The company has submitted its plans for the trial to the UK Medicines and Healthcare Products Regulatory Agency. The Agency is expected to approve the vaccine for the trial to proceed at a London hospital.
While the government has stockpiled antiviral drugs Tamiflu and Relenza against avian flu the vaccine could help to limit the infection's spread if a pandemic strain emerges. Unlike most other conventional vaccines that use weakened strains or fragments of the harmful virus, this test vaccine uses strands of DNA , making it a faster and more cost effective option.
During the trial, the volunteers are expected to be vaccinated with a handheld device that will blast harmless, microscopic gold particles coated in the vaccine into the upper arm at supersonic speeds.
Earlier this year tests of a DNA vaccine that was designed to give protection against seasonal flu showed that it offered 100% protection, based on the immune response of volunteers. The DNA vaccine against avian flu has been tested only in animals, so far, where it has proved successful.
According to John Beadle, chief medical officer of the Oxford-based company PowderMed, 'Our tests have shown that it stops the infection entirely, to the point that we can't even measure the virus in the animals afterwards.'
The company's research has suggested that humans would require two doses of the vaccine, a prime and a boost. Half a kilogram of DNA would suffice for two doses of the vaccine for everyone in Britain.

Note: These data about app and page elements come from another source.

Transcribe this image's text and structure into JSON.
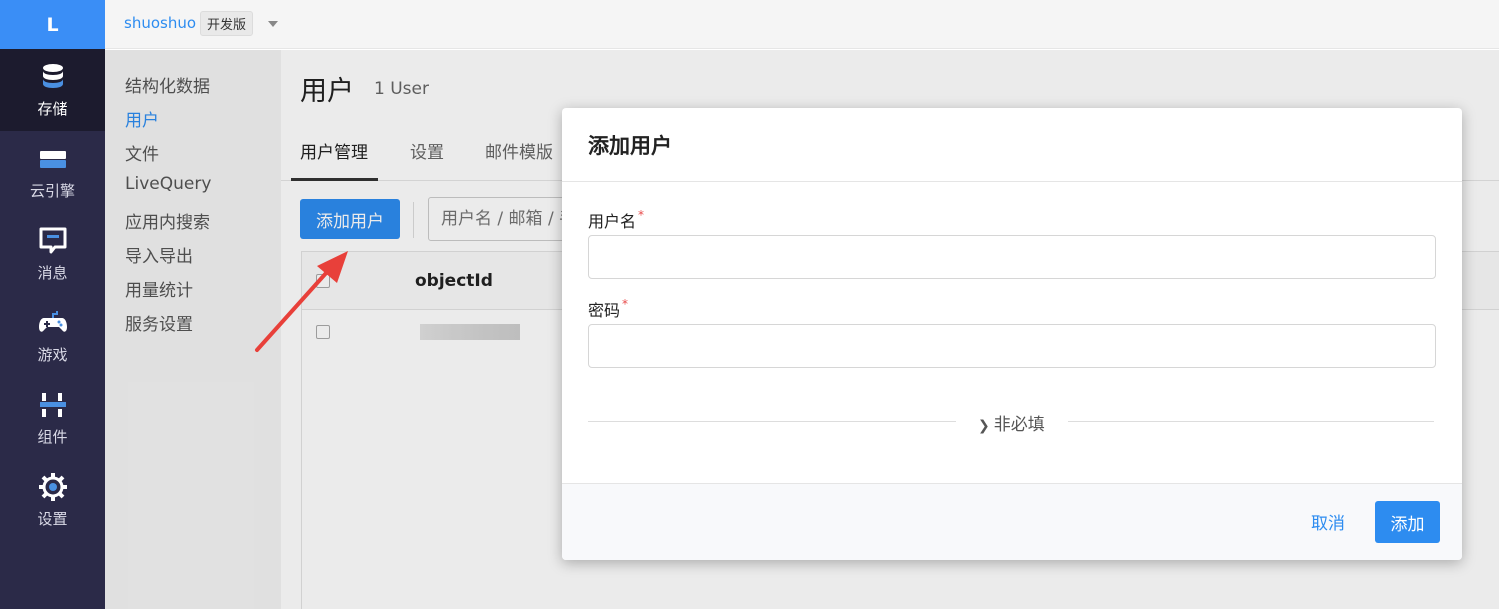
{
  "rail": {
    "logo": "L",
    "items": [
      {
        "label": "存储",
        "icon": "database-icon",
        "active": true
      },
      {
        "label": "云引擎",
        "icon": "server-icon"
      },
      {
        "label": "消息",
        "icon": "message-icon"
      },
      {
        "label": "游戏",
        "icon": "gamepad-icon"
      },
      {
        "label": "组件",
        "icon": "components-icon"
      },
      {
        "label": "设置",
        "icon": "gear-icon"
      }
    ]
  },
  "topbar": {
    "app_name": "shuoshuo",
    "plan_badge": "开发版"
  },
  "subnav": {
    "items": [
      {
        "label": "结构化数据"
      },
      {
        "label": "用户",
        "active": true
      },
      {
        "label": "文件"
      },
      {
        "label": "LiveQuery"
      },
      {
        "label": "应用内搜索"
      },
      {
        "label": "导入导出"
      },
      {
        "label": "用量统计"
      },
      {
        "label": "服务设置"
      }
    ]
  },
  "main": {
    "title": "用户",
    "count": "1 User",
    "tabs": [
      {
        "label": "用户管理",
        "active": true
      },
      {
        "label": "设置"
      },
      {
        "label": "邮件模版"
      }
    ],
    "add_button": "添加用户",
    "search_placeholder": "用户名 / 邮箱 / 手机号",
    "table": {
      "columns": [
        "objectId"
      ],
      "rows": 1
    }
  },
  "modal": {
    "title": "添加用户",
    "fields": [
      {
        "label": "用户名",
        "required_mark": "*",
        "value": ""
      },
      {
        "label": "密码",
        "required_mark": "*",
        "value": ""
      }
    ],
    "optional_toggle": "非必填",
    "cancel": "取消",
    "submit": "添加"
  },
  "colors": {
    "accent": "#2d8cf0",
    "rail_bg": "#2b2a48",
    "logo_bg": "#3a8ef6",
    "annotation_arrow": "#e8403a"
  }
}
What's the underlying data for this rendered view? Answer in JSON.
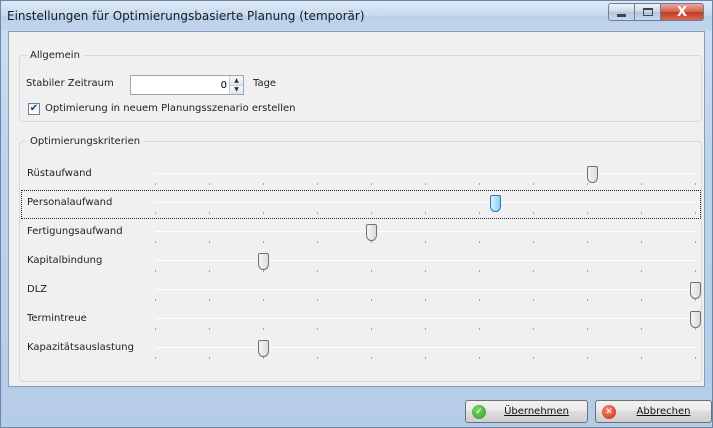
{
  "window": {
    "title": "Einstellungen für Optimierungsbasierte Planung (temporär)",
    "close_label": "X"
  },
  "general": {
    "legend": "Allgemein",
    "stable_period_label": "Stabiler Zeitraum",
    "stable_period_value": "0",
    "stable_period_unit": "Tage",
    "new_scenario_label": "Optimierung in neuem Planungsszenario erstellen",
    "new_scenario_checked": true
  },
  "criteria": {
    "legend": "Optimierungskriterien",
    "slider_min": 0,
    "slider_max": 10,
    "items": [
      {
        "label": "Rüstaufwand",
        "value": 8.1
      },
      {
        "label": "Personalaufwand",
        "value": 6.3
      },
      {
        "label": "Fertigungsaufwand",
        "value": 4.0
      },
      {
        "label": "Kapitalbindung",
        "value": 2.0
      },
      {
        "label": "DLZ",
        "value": 10
      },
      {
        "label": "Termintreue",
        "value": 10
      },
      {
        "label": "Kapazitätsauslastung",
        "value": 2.0
      }
    ],
    "focused_index": 1
  },
  "buttons": {
    "ok_label": "Übernehmen",
    "cancel_label": "Abbrechen"
  }
}
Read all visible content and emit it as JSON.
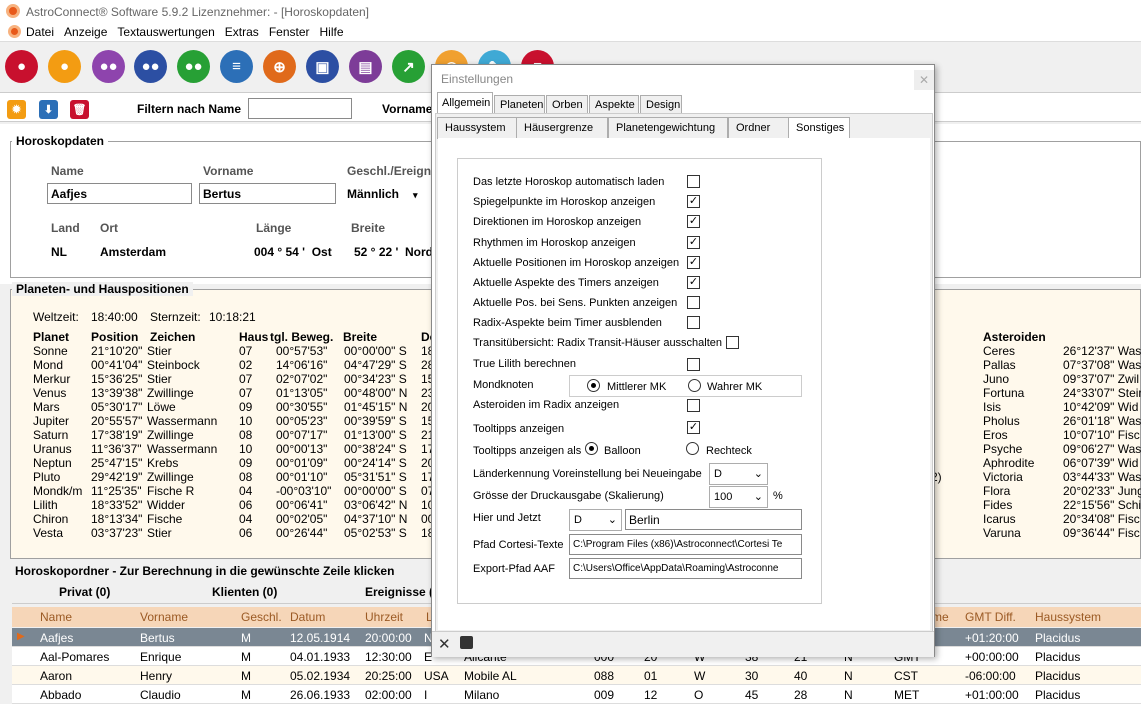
{
  "window": {
    "title": "AstroConnect® Software 5.9.2   Lizenznehmer:   - [Horoskopdaten]"
  },
  "menu": [
    "Datei",
    "Anzeige",
    "Textauswertungen",
    "Extras",
    "Fenster",
    "Hilfe"
  ],
  "toolbar_colors": [
    "#c8102e",
    "#f39c12",
    "#8e44ad",
    "#2c4fa3",
    "#27a035",
    "#2c6fb7",
    "#e06a1b",
    "#2c4fa3",
    "#7d3c98",
    "#27a035",
    "#f0a030",
    "#3fa9d5",
    "#c8102e"
  ],
  "filter": {
    "label": "Filtern nach Name",
    "vorname_label": "Vorname"
  },
  "horoskop": {
    "title": "Horoskopdaten",
    "name_label": "Name",
    "name": "Aafjes",
    "vorname_label": "Vorname",
    "vorname": "Bertus",
    "geschl_label": "Geschl./Ereign.",
    "geschl": "Männlich",
    "land_label": "Land",
    "land": "NL",
    "ort_label": "Ort",
    "ort": "Amsterdam",
    "laenge_label": "Länge",
    "laenge": "004 ° 54 '  Ost",
    "breite_label": "Breite",
    "breite": "52 ° 22 '  Nord"
  },
  "planeten": {
    "title": "Planeten- und Hauspositionen",
    "weltzeit_label": "Weltzeit:",
    "weltzeit": "18:40:00",
    "sternzeit_label": "Sternzeit:",
    "sternzeit": "10:18:21",
    "headers": [
      "Planet",
      "Position",
      "Zeichen",
      "Haus",
      "tgl. Beweg.",
      "Breite",
      "De"
    ],
    "rows": [
      [
        "Sonne",
        "21°10'20\"",
        "Stier",
        "07",
        "00°57'53\"",
        "00°00'00\" S",
        "18"
      ],
      [
        "Mond",
        "00°41'04\"",
        "Steinbock",
        "02",
        "14°06'16\"",
        "04°47'29\" S",
        "28"
      ],
      [
        "Merkur",
        "15°36'25\"",
        "Stier",
        "07",
        "02°07'02\"",
        "00°34'23\" S",
        "15"
      ],
      [
        "Venus",
        "13°39'38\"",
        "Zwillinge",
        "07",
        "01°13'05\"",
        "00°48'00\" N",
        "23"
      ],
      [
        "Mars",
        "05°30'17\"",
        "Löwe",
        "09",
        "00°30'55\"",
        "01°45'15\" N",
        "20"
      ],
      [
        "Jupiter",
        "20°55'57\"",
        "Wassermann",
        "10",
        "00°05'23\"",
        "00°39'59\" S",
        "15"
      ],
      [
        "Saturn",
        "17°38'19\"",
        "Zwillinge",
        "08",
        "00°07'17\"",
        "01°13'00\" S",
        "21"
      ],
      [
        "Uranus",
        "11°36'37\"",
        "Wassermann",
        "10",
        "00°00'13\"",
        "00°38'24\" S",
        "17"
      ],
      [
        "Neptun",
        "25°47'15\"",
        "Krebs",
        "09",
        "00°01'09\"",
        "00°24'14\" S",
        "20"
      ],
      [
        "Pluto",
        "29°42'19\"",
        "Zwillinge",
        "08",
        "00°01'10\"",
        "05°31'51\" S",
        "17"
      ],
      [
        "Mondk/m",
        "11°25'35\"",
        "Fische R",
        "04",
        "-00°03'10\"",
        "00°00'00\" S",
        "07"
      ],
      [
        "Lilith",
        "18°33'52\"",
        "Widder",
        "06",
        "00°06'41\"",
        "03°06'42\" N",
        "10"
      ],
      [
        "Chiron",
        "18°13'34\"",
        "Fische",
        "04",
        "00°02'05\"",
        "04°37'10\" N",
        "00"
      ],
      [
        "Vesta",
        "03°37'23\"",
        "Stier",
        "06",
        "00°26'44\"",
        "05°02'53\" S",
        "18"
      ]
    ],
    "asteroiden_header": "Asteroiden",
    "asteroiden": [
      [
        "Ceres",
        "26°12'37\" Was"
      ],
      [
        "Pallas",
        "07°37'08\" Was"
      ],
      [
        "Juno",
        "09°37'07\" Zwil"
      ],
      [
        "Fortuna",
        "24°33'07\" Steir"
      ],
      [
        "Isis",
        "10°42'09\" Wid"
      ],
      [
        "Pholus",
        "26°01'18\" Was"
      ],
      [
        "Eros",
        "10°07'10\" Fisc"
      ],
      [
        "Psyche",
        "09°06'27\" Was"
      ],
      [
        "Aphrodite",
        "06°07'39\" Wid"
      ],
      [
        "Victoria",
        "03°44'33\" Was"
      ],
      [
        "Flora",
        "20°02'33\" Jung"
      ],
      [
        "Fides",
        "22°15'56\" Schi"
      ],
      [
        "Icarus",
        "20°34'08\" Fisc"
      ],
      [
        "Varuna",
        "09°36'44\" Fisc"
      ]
    ],
    "side_fragments": [
      ")",
      ")",
      "2)",
      ")"
    ]
  },
  "ordner": {
    "title": "Horoskopordner - Zur Berechnung in die gewünschte Zeile klicken",
    "tabs": [
      "Privat (0)",
      "Klienten (0)",
      "Ereignisse ("
    ],
    "cols": [
      "Name",
      "Vorname",
      "Geschl.",
      "Datum",
      "Uhrzeit",
      "L",
      "me",
      "GMT Diff.",
      "Haussystem"
    ],
    "rows": [
      {
        "name": "Aafjes",
        "vorname": "Bertus",
        "g": "M",
        "datum": "12.05.1914",
        "zeit": "20:00:00",
        "l": "N",
        "ort": "",
        "c1": "",
        "c2": "",
        "c3": "",
        "c4": "",
        "c5": "",
        "c6": "",
        "tz": "",
        "gmt": "+01:20:00",
        "haus": "Placidus"
      },
      {
        "name": "Aal-Pomares",
        "vorname": "Enrique",
        "g": "M",
        "datum": "04.01.1933",
        "zeit": "12:30:00",
        "l": "E",
        "ort": "Alicante",
        "c1": "000",
        "c2": "20",
        "c3": "W",
        "c4": "38",
        "c5": "21",
        "c6": "N",
        "tz": "GMT",
        "gmt": "+00:00:00",
        "haus": "Placidus"
      },
      {
        "name": "Aaron",
        "vorname": "Henry",
        "g": "M",
        "datum": "05.02.1934",
        "zeit": "20:25:00",
        "l": "USA",
        "ort": "Mobile AL",
        "c1": "088",
        "c2": "01",
        "c3": "W",
        "c4": "30",
        "c5": "40",
        "c6": "N",
        "tz": "CST",
        "gmt": "-06:00:00",
        "haus": "Placidus"
      },
      {
        "name": "Abbado",
        "vorname": "Claudio",
        "g": "M",
        "datum": "26.06.1933",
        "zeit": "02:00:00",
        "l": "I",
        "ort": "Milano",
        "c1": "009",
        "c2": "12",
        "c3": "O",
        "c4": "45",
        "c5": "28",
        "c6": "N",
        "tz": "MET",
        "gmt": "+01:00:00",
        "haus": "Placidus"
      }
    ]
  },
  "dialog": {
    "title": "Einstellungen",
    "tabs1": [
      "Allgemein",
      "Planeten",
      "Orben",
      "Aspekte",
      "Design"
    ],
    "tabs2": [
      "Haussystem",
      "Häusergrenze",
      "Planetengewichtung",
      "Ordner",
      "Sonstiges"
    ],
    "options": [
      {
        "label": "Das letzte Horoskop automatisch laden",
        "checked": false
      },
      {
        "label": "Spiegelpunkte im Horoskop anzeigen",
        "checked": true
      },
      {
        "label": "Direktionen im Horoskop anzeigen",
        "checked": true
      },
      {
        "label": "Rhythmen im Horoskop anzeigen",
        "checked": true
      },
      {
        "label": "Aktuelle Positionen im Horoskop anzeigen",
        "checked": true
      },
      {
        "label": "Aktuelle Aspekte des Timers anzeigen",
        "checked": true
      },
      {
        "label": "Aktuelle Pos. bei Sens. Punkten anzeigen",
        "checked": false
      },
      {
        "label": "Radix-Aspekte beim Timer ausblenden",
        "checked": false
      }
    ],
    "transit_label": "Transitübersicht: Radix Transit-Häuser ausschalten",
    "lilith_label": "True Lilith berechnen",
    "mondknoten_label": "Mondknoten",
    "mk_mittel": "Mittlerer MK",
    "mk_wahr": "Wahrer MK",
    "asteroiden_label": "Asteroiden im Radix anzeigen",
    "tooltipps_label": "Tooltipps anzeigen",
    "tooltipps_als_label": "Tooltipps anzeigen als",
    "balloon": "Balloon",
    "rechteck": "Rechteck",
    "laender_label": "Länderkennung Voreinstellung bei Neueingabe",
    "laender_value": "D",
    "druck_label": "Grösse der Druckausgabe (Skalierung)",
    "druck_value": "100",
    "percent": "%",
    "hier_label": "Hier und Jetzt",
    "hier_land": "D",
    "hier_ort": "Berlin",
    "cortesi_label": "Pfad Cortesi-Texte",
    "cortesi_value": "C:\\Program Files (x86)\\Astroconnect\\Cortesi Te",
    "export_label": "Export-Pfad AAF",
    "export_value": "C:\\Users\\Office\\AppData\\Roaming\\Astroconne"
  }
}
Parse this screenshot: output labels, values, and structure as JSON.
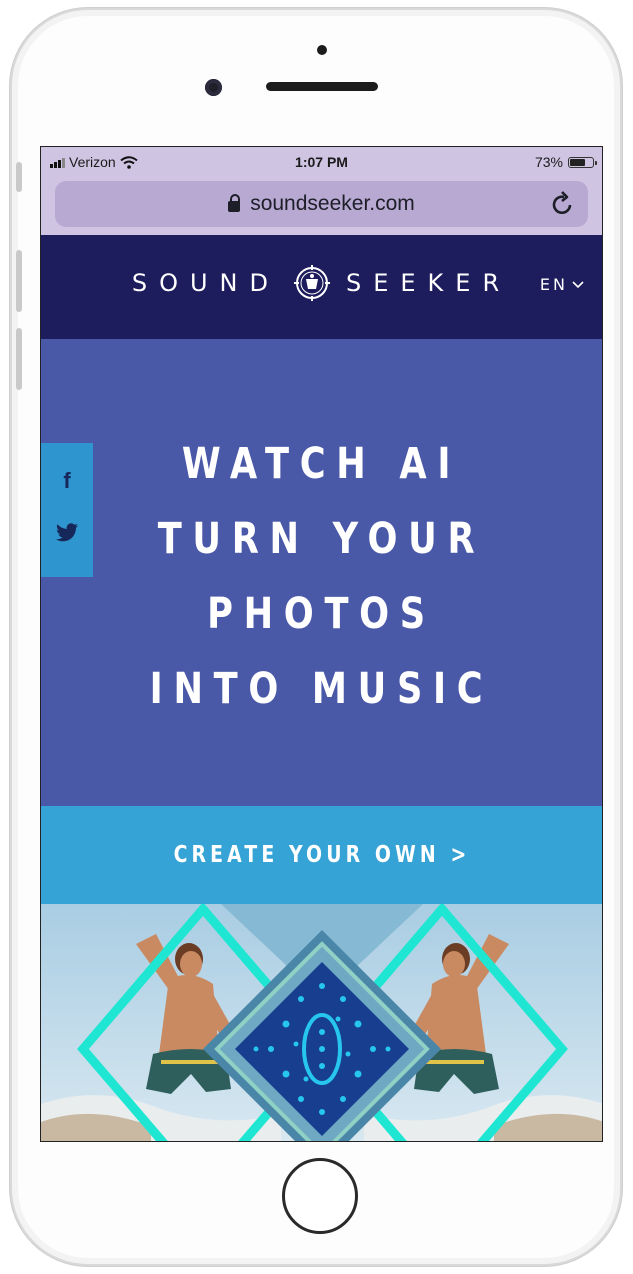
{
  "status_bar": {
    "carrier": "Verizon",
    "time": "1:07 PM",
    "battery_percent": "73%",
    "battery_level": 0.73
  },
  "browser": {
    "url": "soundseeker.com",
    "lock_icon": "lock-icon",
    "reload_icon": "reload-icon"
  },
  "header": {
    "logo_left": "SOUND",
    "logo_right": "SEEKER",
    "language": "EN"
  },
  "social": {
    "facebook_glyph": "f",
    "items": [
      "facebook-icon",
      "twitter-icon"
    ]
  },
  "hero": {
    "lines": [
      "WATCH AI",
      "TURN YOUR",
      "PHOTOS",
      "INTO MUSIC"
    ]
  },
  "cta": {
    "label": "CREATE YOUR OWN >"
  },
  "colors": {
    "header_bg": "#1d1c5c",
    "hero_bg": "#4a58a8",
    "cta_bg": "#35a3d6",
    "social_bg": "#2f95cf",
    "browser_chrome": "#cfc5e3",
    "accent_turquoise": "#1fe6d2"
  }
}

The details of the trial are put up on the government's website, Clinicaltrials.gov where the company has statecd that was seeking 75 volunteers for the trial at Guy's drug research unit in London.
If the trial goes ahead as planned, volunteers will be tested over several months to monitor how long the vaccine remains effective. Preliminary results are expected in January next year.